Despite extensive research into the environmental factors that affect cardiovascular health, the consensus regarding what constitutes a heart-healthy diet appears, once again, to have been thrown into a state of flux.
In addition to their function in high-temperature processing and in providing texture and mouthfeel; shortness in baking; and body in emulsifications and other formulations, oils and fats are powerful carriers of flavor.
Four decades of medical wisdom that cutting down on saturated fats reduces the risk of heart disease may be wrong, a top cardiologist has said.
December 1, 2013
Fatty foods that have not been processed -- such as butter, cheese, eggs and yogurt -- can even be good for the heart, and repeated advice that consumers should cut their fat intake may have actually increased risks of heart disease.
“Is saturated fat really the route of all health evils?” questioned Dariush Mozaffarian, MD DrPH in an engaging talk entitled “Fats, Oils and Health: What Does the Science Say About Fats & Oils in the American Diet” presented at the Food Technology, Innovation, and Safety Summit, held in Chicago on May 18 and 19, 2011.

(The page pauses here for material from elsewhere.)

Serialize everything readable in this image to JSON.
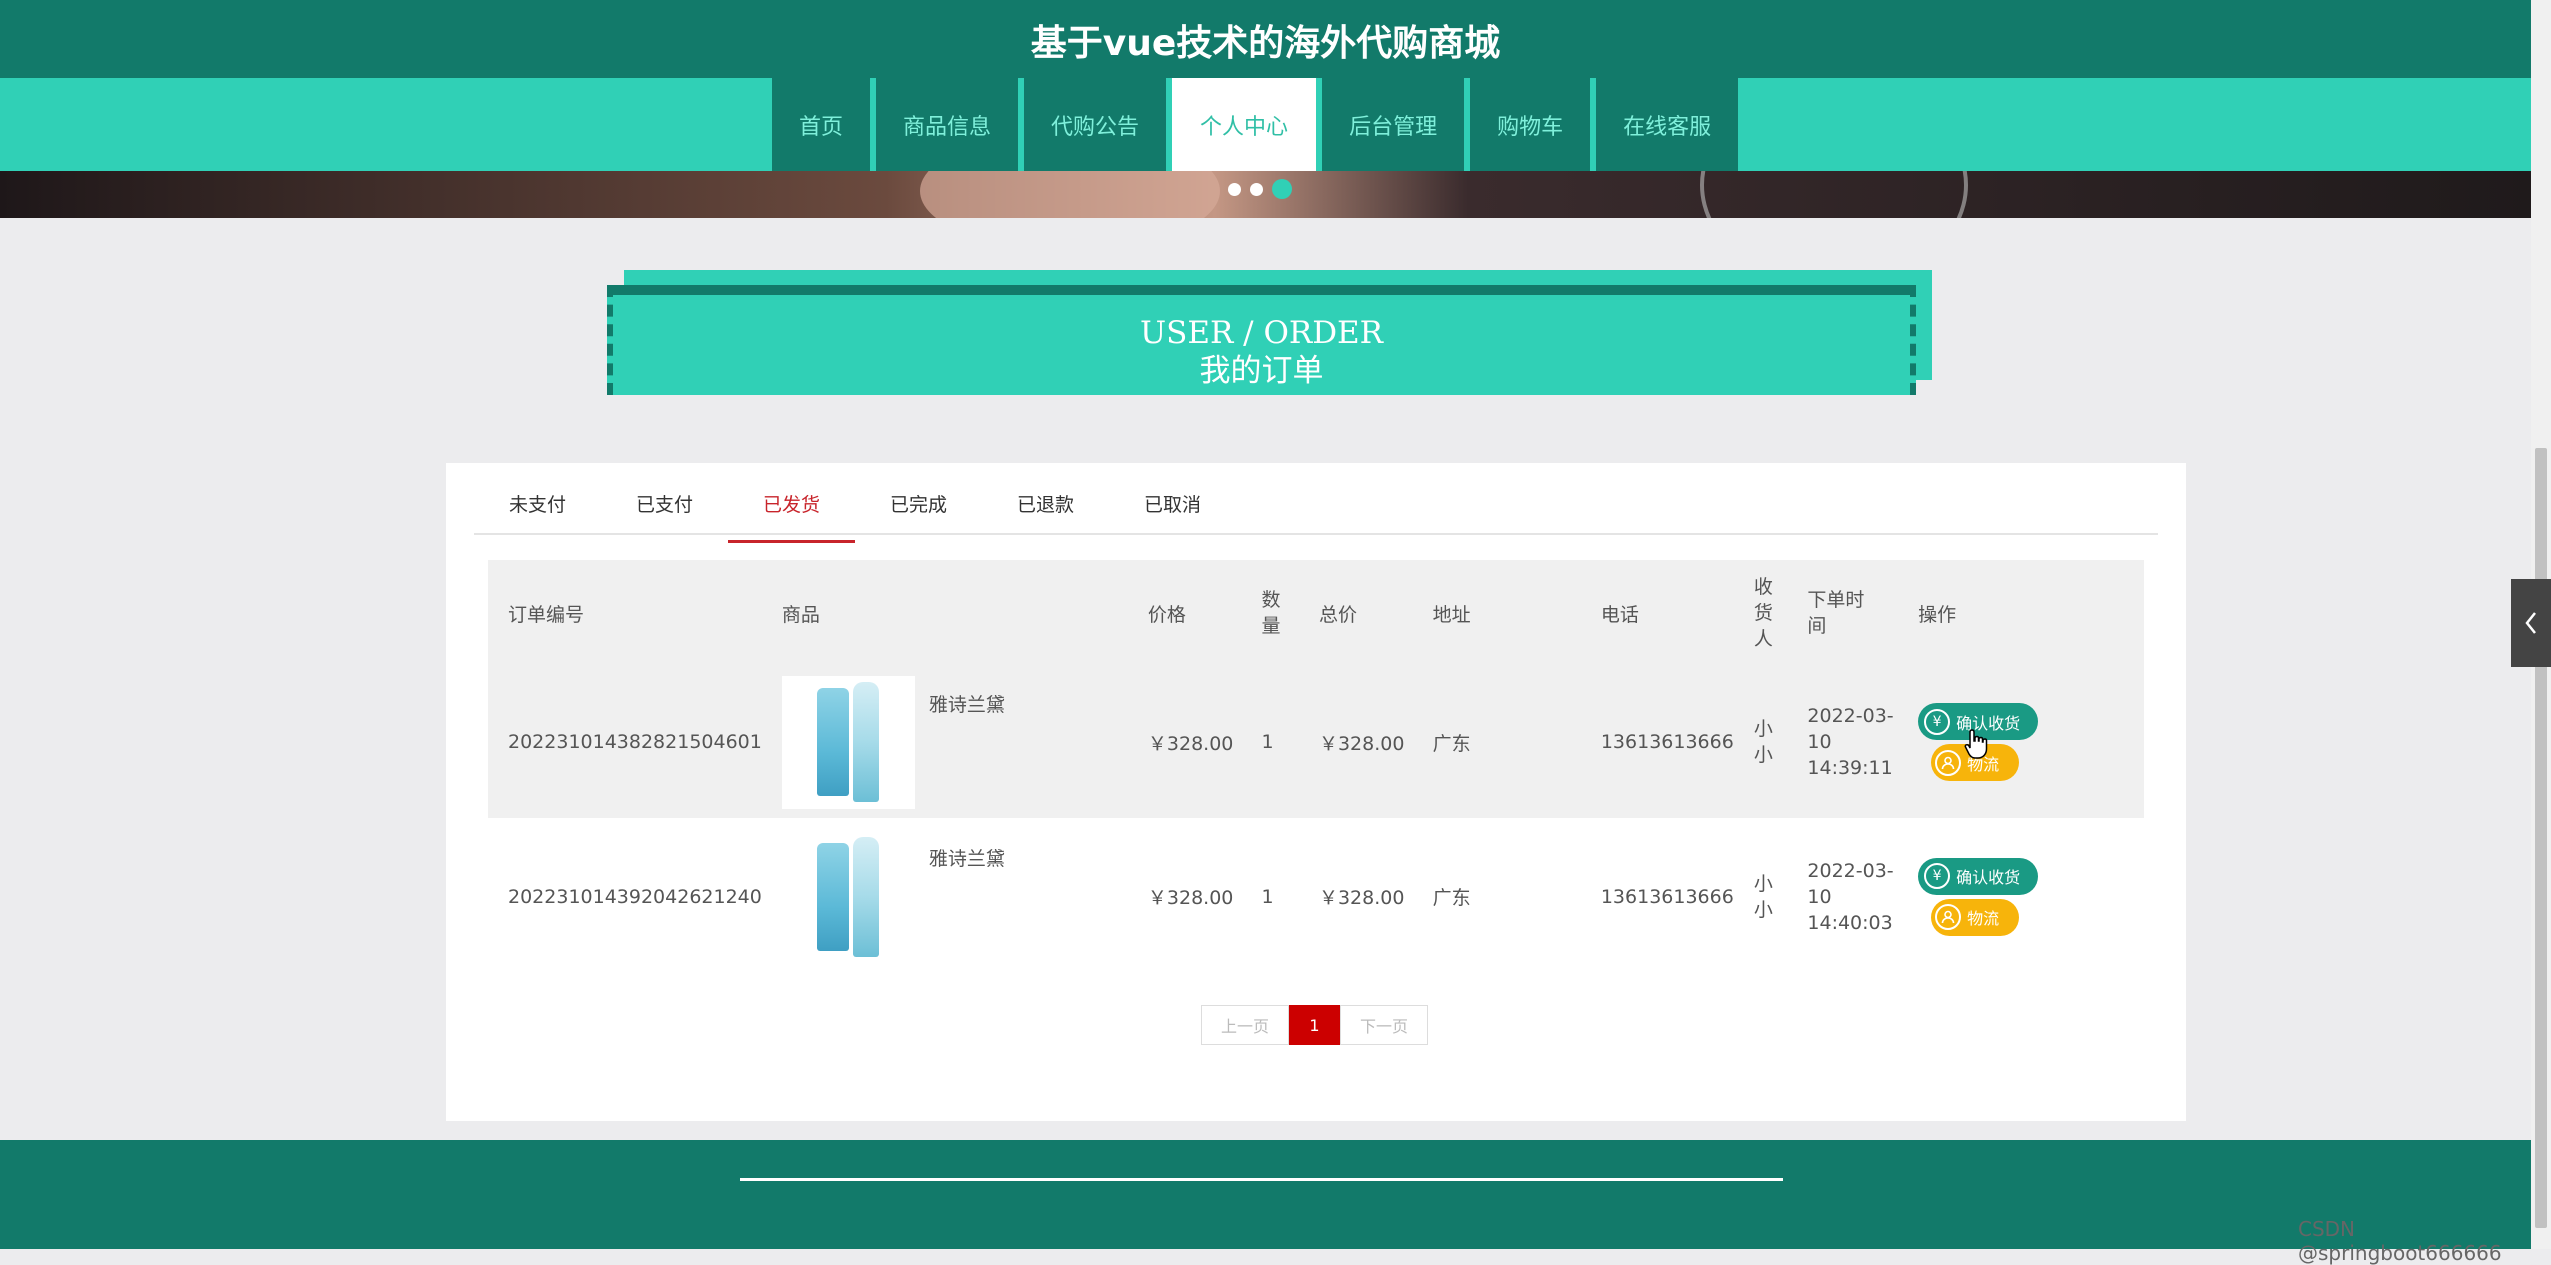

The U.S. Dietary Guidelines Advisory Committee's (DGAC) recommendations for new nutritional guidelines were released in mid-June and included saturated fat guidelines to...limit saturated fatty acid intake to less than 7% of total calories and substitute instead food sources of mono- or polyunsaturated fatty acids...and limit cholesterol-raising fats (saturated fats exclusive of stearic acid and trans fatty acids) to less than 5-7% of energy.